▸ Brief
Tally up every line in the records beneath that has "this", and write down only the total.

Records contained in a dataset:
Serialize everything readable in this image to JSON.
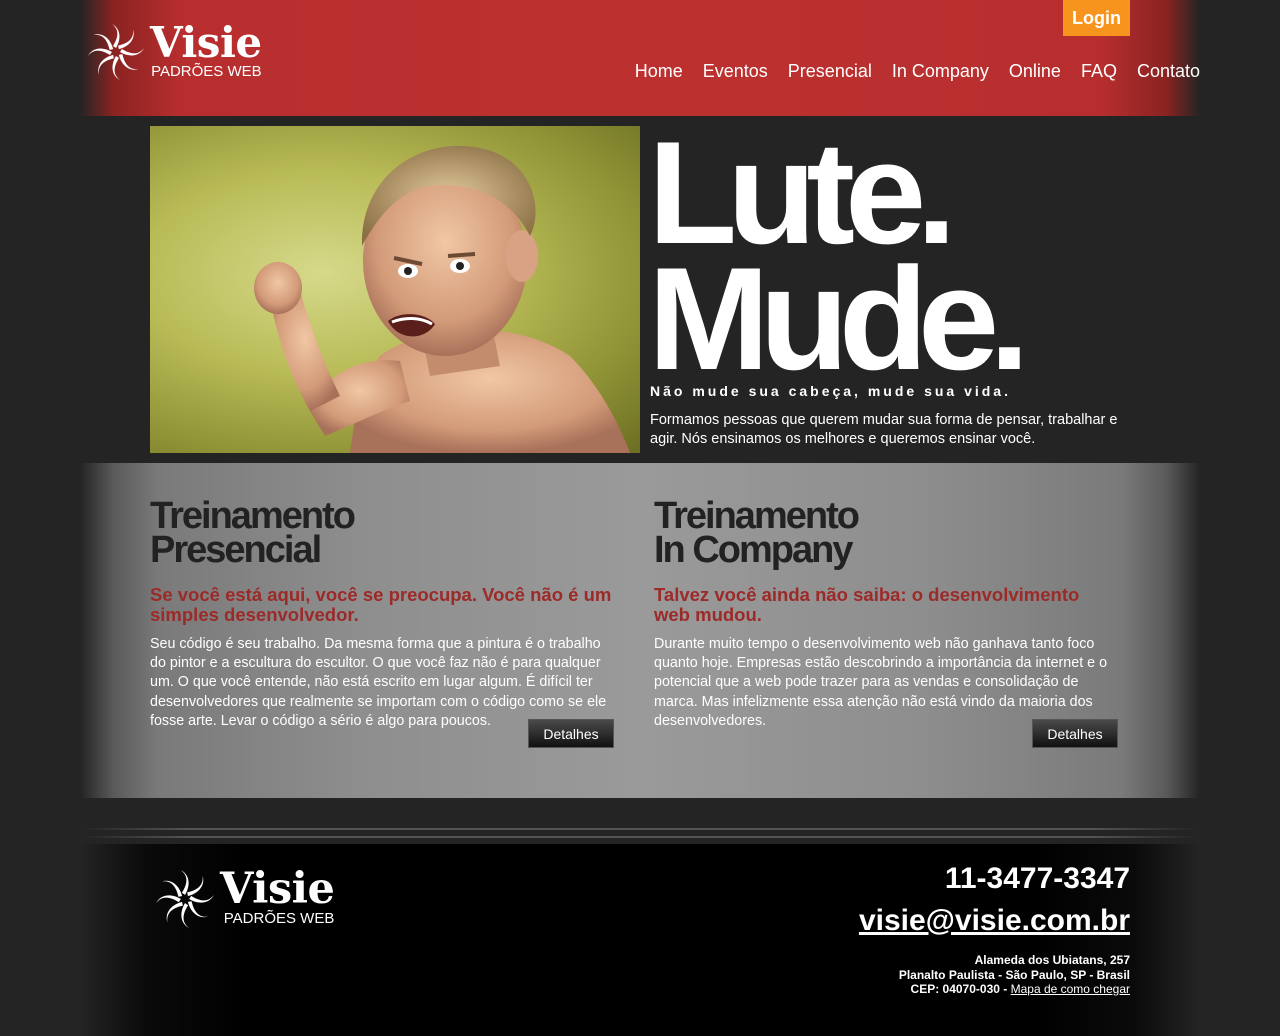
{
  "header": {
    "logo_brand": "Visie",
    "logo_sub": "PADRÕES WEB",
    "login_label": "Login",
    "nav": [
      "Home",
      "Eventos",
      "Presencial",
      "In Company",
      "Online",
      "FAQ",
      "Contato"
    ]
  },
  "hero": {
    "title_line1": "Lute.",
    "title_line2": "Mude.",
    "tagline": "Não mude sua cabeça, mude sua vida.",
    "description": "Formamos pessoas que querem mudar sua forma de pensar, trabalhar e agir. Nós ensinamos os melhores e queremos ensinar você.",
    "image_subject": "angry boy flexing arm against yellow-green wall"
  },
  "trainings": [
    {
      "title_line1": "Treinamento",
      "title_line2": "Presencial",
      "subtitle": "Se você está aqui, você se preocupa. Você não é um simples desenvolvedor.",
      "body": "Seu código é seu trabalho. Da mesma forma que a pintura é o trabalho do pintor e a escultura do escultor. O que você faz não é para qualquer um. O que você entende, não está escrito em lugar algum. É difícil ter desenvolvedores que realmente se importam com o código como se ele fosse arte. Levar o código a sério é algo para poucos.",
      "button": "Detalhes"
    },
    {
      "title_line1": "Treinamento",
      "title_line2": "In Company",
      "subtitle": "Talvez você ainda não saiba: o desenvolvimento web mudou.",
      "body": "Durante muito tempo o desenvolvimento web não ganhava tanto foco quanto hoje. Empresas estão descobrindo a importância da internet e o potencial que a web pode trazer para as vendas e consolidação de marca. Mas infelizmente essa atenção não está vindo da maioria dos desenvolvedores.",
      "button": "Detalhes"
    }
  ],
  "footer": {
    "logo_brand": "Visie",
    "logo_sub": "PADRÕES WEB",
    "phone": "11-3477-3347",
    "email": "visie@visie.com.br",
    "address_line1": "Alameda dos Ubiatans, 257",
    "address_line2": "Planalto Paulista - São Paulo, SP - Brasil",
    "address_line3": "CEP: 04070-030 - ",
    "map_link": "Mapa de como chegar"
  },
  "colors": {
    "header_red": "#bd3030",
    "accent_orange": "#f7941d",
    "subtitle_red": "#9c2a28"
  }
}
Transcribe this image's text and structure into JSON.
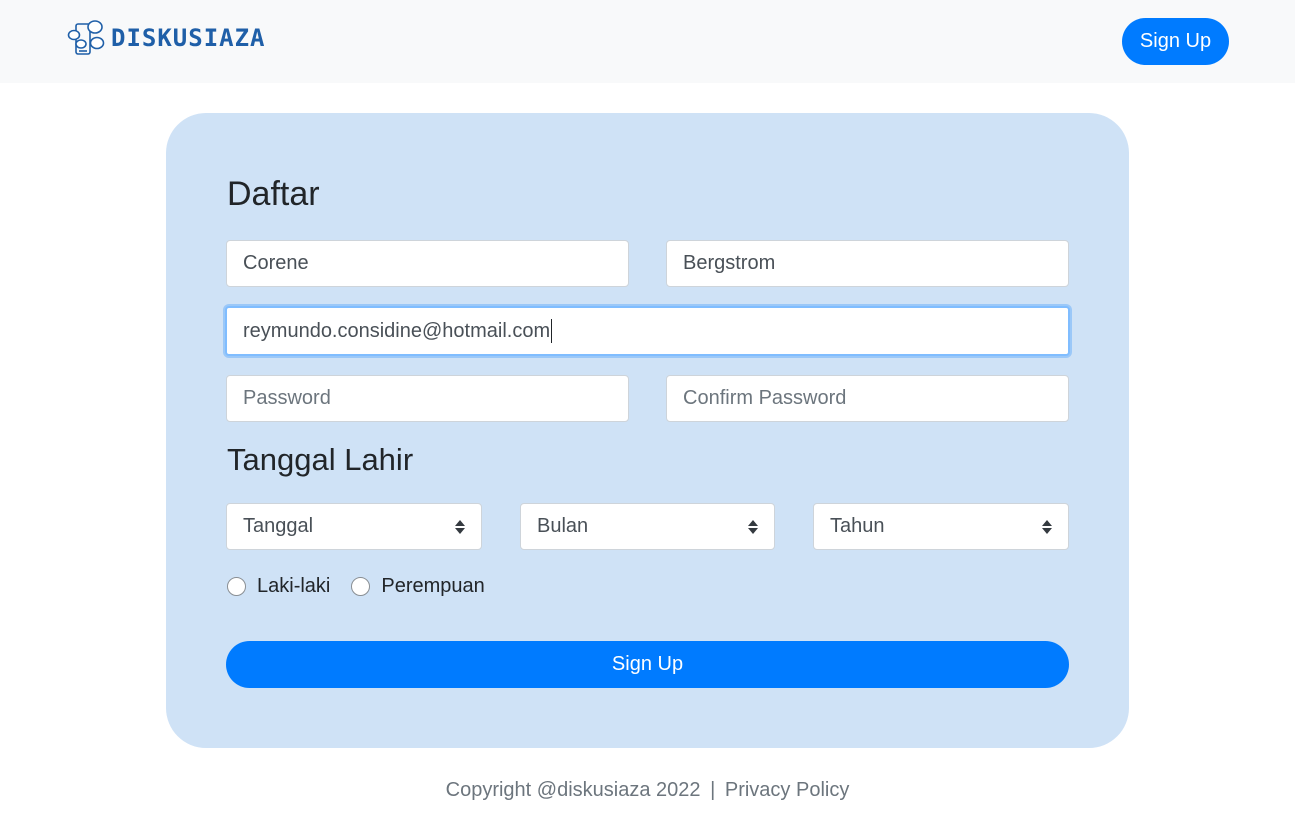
{
  "navbar": {
    "brand_name": "DISKUSIAZA",
    "brand_icon": "chat-bubbles-logo-icon",
    "signup_label": "Sign Up"
  },
  "form": {
    "title": "Daftar",
    "first_name": "Corene",
    "last_name": "Bergstrom",
    "email": "reymundo.considine@hotmail.com",
    "password_placeholder": "Password",
    "confirm_password_placeholder": "Confirm Password",
    "birthdate_title": "Tanggal Lahir",
    "day_select": "Tanggal",
    "month_select": "Bulan",
    "year_select": "Tahun",
    "gender_male": "Laki-laki",
    "gender_female": "Perempuan",
    "submit_label": "Sign Up"
  },
  "footer": {
    "copyright": "Copyright @diskusiaza 2022",
    "separator": "|",
    "privacy": "Privacy Policy"
  },
  "colors": {
    "primary": "#007bff",
    "card_bg": "#cfe2f6",
    "navbar_bg": "#f8f9fa",
    "brand": "#1f5fa8"
  }
}
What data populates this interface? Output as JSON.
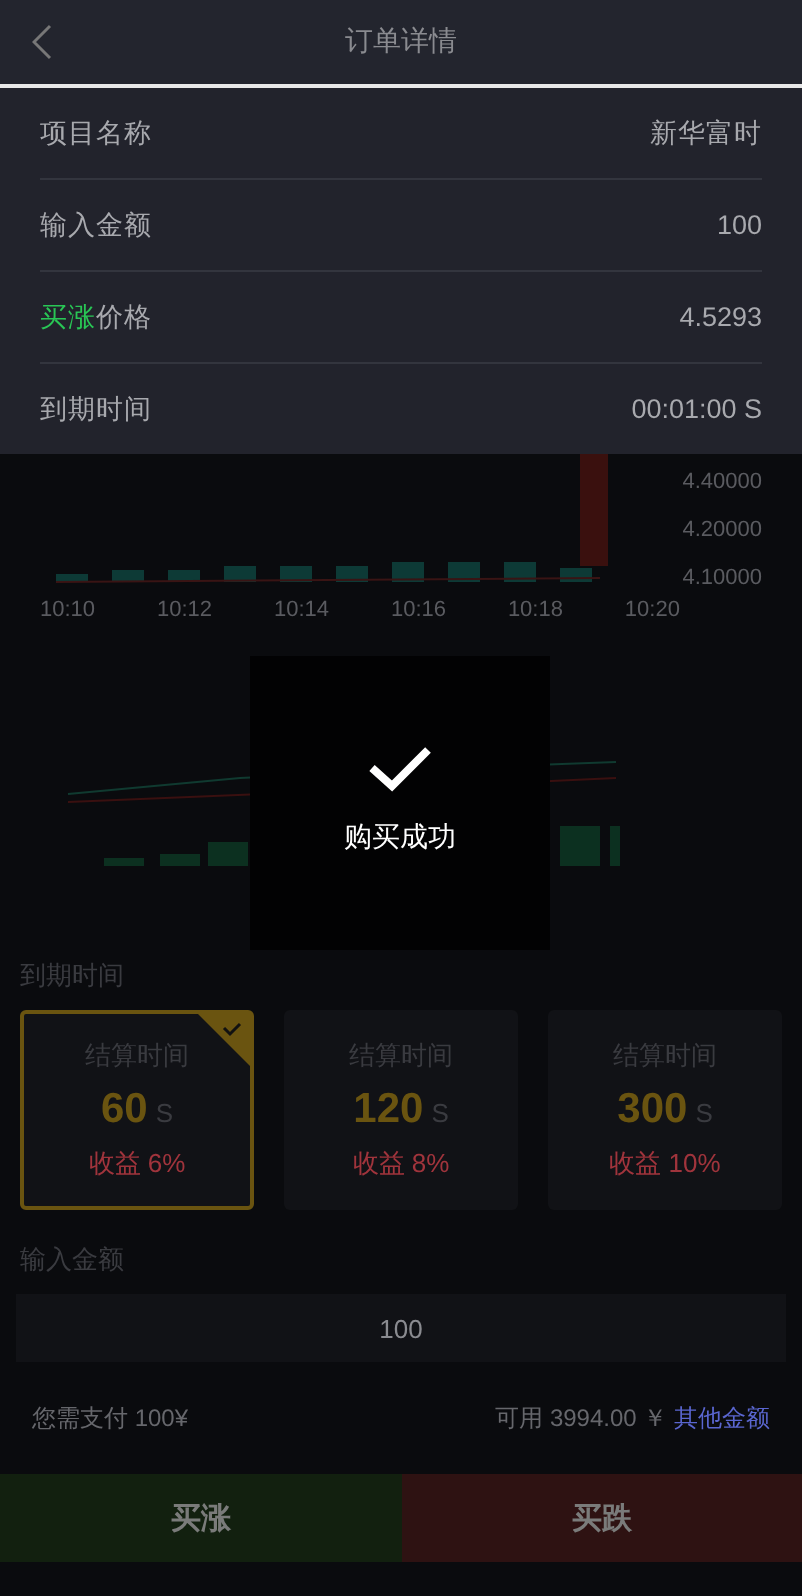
{
  "header": {
    "title": "订单详情"
  },
  "order_details": [
    {
      "label": "项目名称",
      "value": "新华富时"
    },
    {
      "label": "输入金额",
      "value": "100"
    },
    {
      "tag": "买涨",
      "label": "价格",
      "value": "4.5293"
    },
    {
      "label": "到期时间",
      "value": "00:01:00 S"
    }
  ],
  "chart": {
    "time_labels": [
      "10:10",
      "10:12",
      "10:14",
      "10:16",
      "10:18",
      "10:20"
    ],
    "price_labels": [
      "4.40000",
      "4.20000",
      "4.10000"
    ]
  },
  "toast": {
    "message": "购买成功"
  },
  "expiry": {
    "title": "到期时间",
    "options": [
      {
        "caption": "结算时间",
        "seconds": "60",
        "unit": "S",
        "yield": "收益 6%",
        "selected": true
      },
      {
        "caption": "结算时间",
        "seconds": "120",
        "unit": "S",
        "yield": "收益 8%",
        "selected": false
      },
      {
        "caption": "结算时间",
        "seconds": "300",
        "unit": "S",
        "yield": "收益 10%",
        "selected": false
      }
    ]
  },
  "amount": {
    "title": "输入金额",
    "value": "100"
  },
  "payment": {
    "due": "您需支付 100¥",
    "available": "可用 3994.00 ￥",
    "link": "其他金额"
  },
  "actions": [
    {
      "kind": "up",
      "label": "买涨"
    },
    {
      "kind": "down",
      "label": "买跌"
    }
  ]
}
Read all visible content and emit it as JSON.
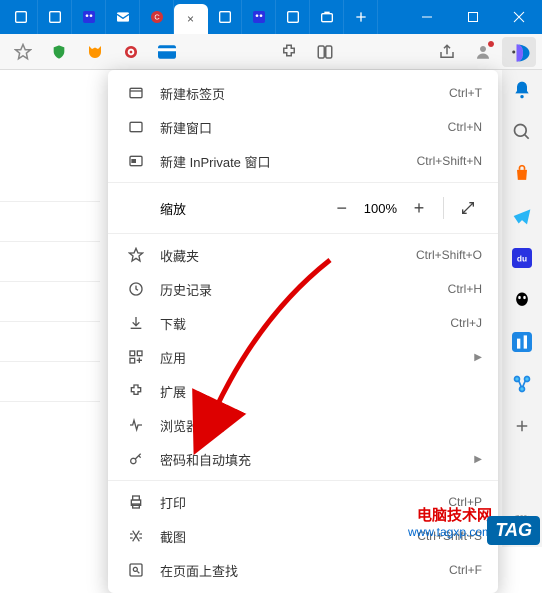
{
  "titlebar": {
    "active_tab": "×"
  },
  "menu": {
    "new_tab": {
      "label": "新建标签页",
      "shortcut": "Ctrl+T"
    },
    "new_window": {
      "label": "新建窗口",
      "shortcut": "Ctrl+N"
    },
    "new_inprivate": {
      "label": "新建 InPrivate 窗口",
      "shortcut": "Ctrl+Shift+N"
    },
    "zoom": {
      "label": "缩放",
      "value": "100%"
    },
    "favorites": {
      "label": "收藏夹",
      "shortcut": "Ctrl+Shift+O"
    },
    "history": {
      "label": "历史记录",
      "shortcut": "Ctrl+H"
    },
    "downloads": {
      "label": "下载",
      "shortcut": "Ctrl+J"
    },
    "apps": {
      "label": "应用"
    },
    "extensions": {
      "label": "扩展"
    },
    "browser_essentials": {
      "label": "浏览器概要"
    },
    "passwords": {
      "label": "密码和自动填充"
    },
    "print": {
      "label": "打印",
      "shortcut": "Ctrl+P"
    },
    "screenshot": {
      "label": "截图",
      "shortcut": "Ctrl+Shift+S"
    },
    "find": {
      "label": "在页面上查找",
      "shortcut": "Ctrl+F"
    }
  },
  "watermark": {
    "line1": "电脑技术网",
    "line2": "www.tagxp.com",
    "badge": "TAG"
  }
}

▸ Exercise solution
3